Q:  Is there more to the story than what you were able to fit into the novel?

A:  I love this question!  Yes!  I had two rousing scenes with the antagonist who actually did plot the conspiracy to rid the world of Lorenzo and Giuliano de’ Medici, the two young unofficial leaders of the Florentine Republic at the time of Weeping Virgin.  The villain’s name is Girolamo Riario, and he was married to Caterina Sforza, by the way.  I hated cutting Caterina’s scenes, but it was all just going on too long.  Anyway—Caterina threatened to steal the story!

Q:  Where can readers connect with you?

A:  I would love that.  I’m on Facebook:  http://www.facebook.com/authoralanawhite?ref=hl

Twitter:  https://twitter.com/AlanaWhiteautho

Goodreads: http://www.goodreads.com/author/show/338557.Alana_J_White

And at: www.alanawhite.com

I appreciate you participating in this exclusive interview as you shared your world with us!  I just love how writing brings history alive. Best of luck to you and your work!

This has been fun, Erin.  Thanks again for having me.


A lucky reader can win ONE (1) tangible copy of The Sign of the Weeping Virgin for their library. It’s open INTERNATIONALLY!!  Please leave a comment here, the previous review post, or on my Facebook post, including your email so I can notify you (OR email me at hookofabook(at)hotmail.com)!

You can enter until 11:59 p.m. EST on February 26, 2013.

One (1) extra entry for following this blog! Please let me know you did so.

Alana White, Biography~

Alana WhiteAlana White’s fascination with the Italian Renaissance led to her first short historical mystery fiction, then to a full-length novel, The Sign of the Weeping Virgin, forthcoming from Five Star Mysteries in December 2012. Set in Renaissance Florence, The Sign of the Weeping Virgin features lawyer Guid’Antonio Vespucci and his adventurous young nephew, Amerigo Vespucci, as they investigate crime in Renaissance Florence. Alana’s articles and book reviews appear regularly in Renaissance Magazine and the Historical Novels Review. In young adult+ books, she is the author of Come Next Spring, a novel set in 1940s Appalachia, and a biography, Sacagawea: Westward with Lewis and Clark. She is currently working on her second Guid’Antonio Vespucci mystery.

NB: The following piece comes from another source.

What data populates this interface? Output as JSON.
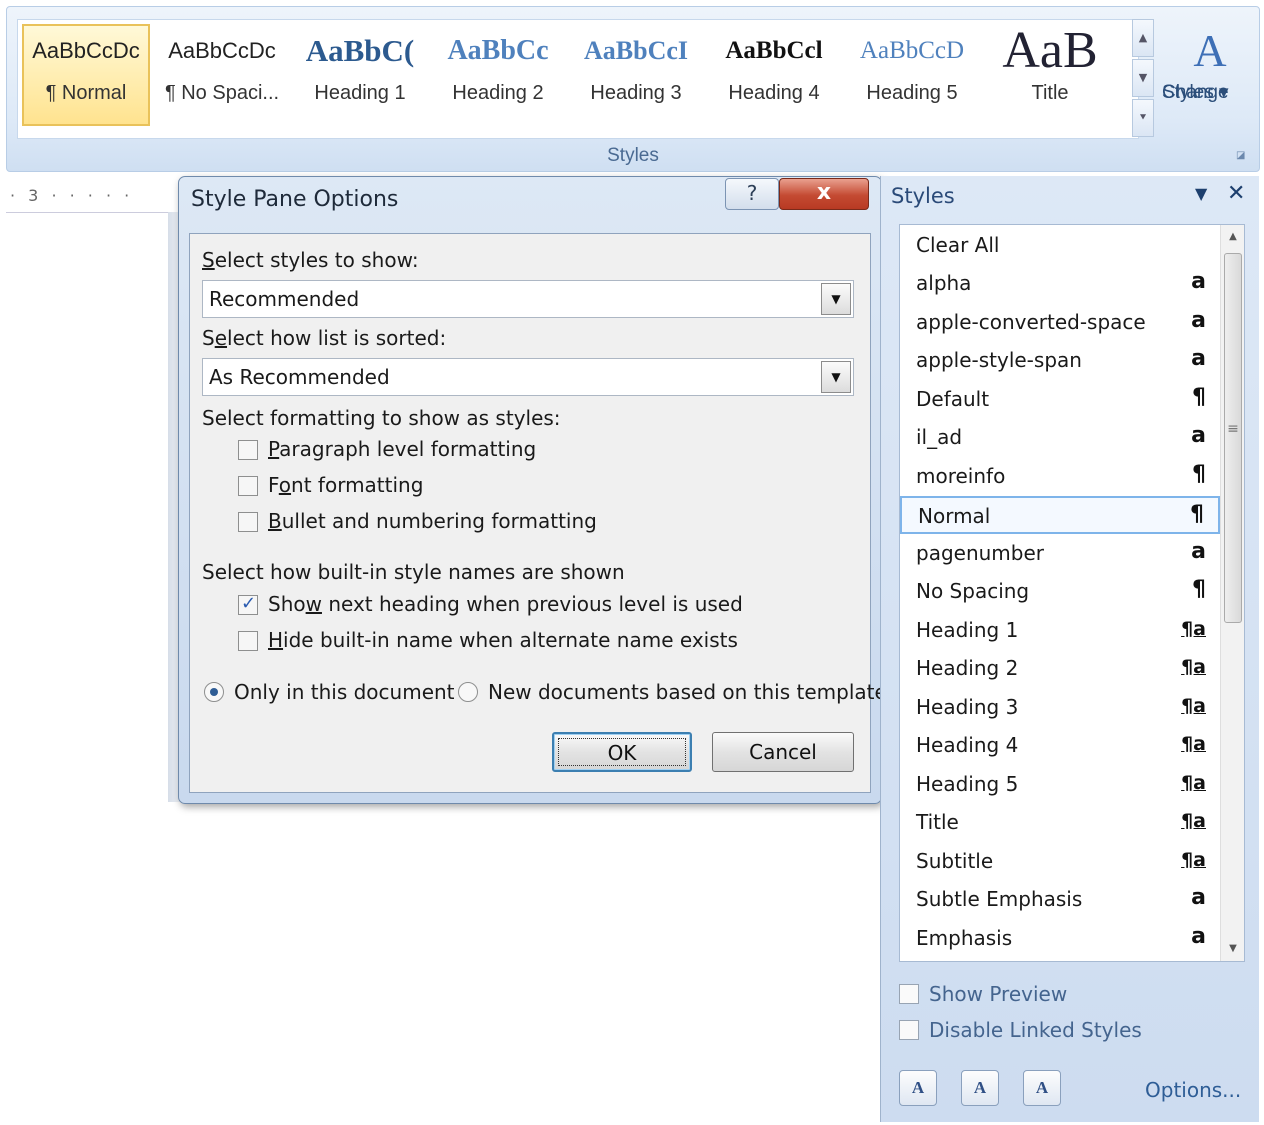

See more on Alana White and her work at:  www.alanawhite.com

The Sign of the Weeping Virgin Synopsis~

TSOTWVPublication Date: January 9, 2013 | Five Star Publishing | 384p

Romance and intrigue abound in The Sign of the Weeping Virgin an evocative historical mystery that brings the Italian Renaissance gloriously to life.

In 1480 Florentine investigator Guid Antonio Vespucci and his nephew Amerigo are tangled in events that threaten to destroy them and their beloved city.

Marauding Turks abduct a beautiful young Florentine girl and sell her into slavery. And then a holy painting begins weeping in Guid Antonio s church. Are the tears manmade or a sign of God s displeasure with Guid Antonio himself?

In a finely wrought story for lovers of medieval and renaissance mysteries everywhere Guid Antonio follows a spellbinding trail of clues to uncover the thought-provoking truth about the missing girl and the weeping painting s mystifying and miraculous? tears all pursued as he comes face to face with his own personal demons.

See more reviews, interviews, and guest appearances during White’s virtual blog tour by clicking on button below:



Filed under Q and A with Authors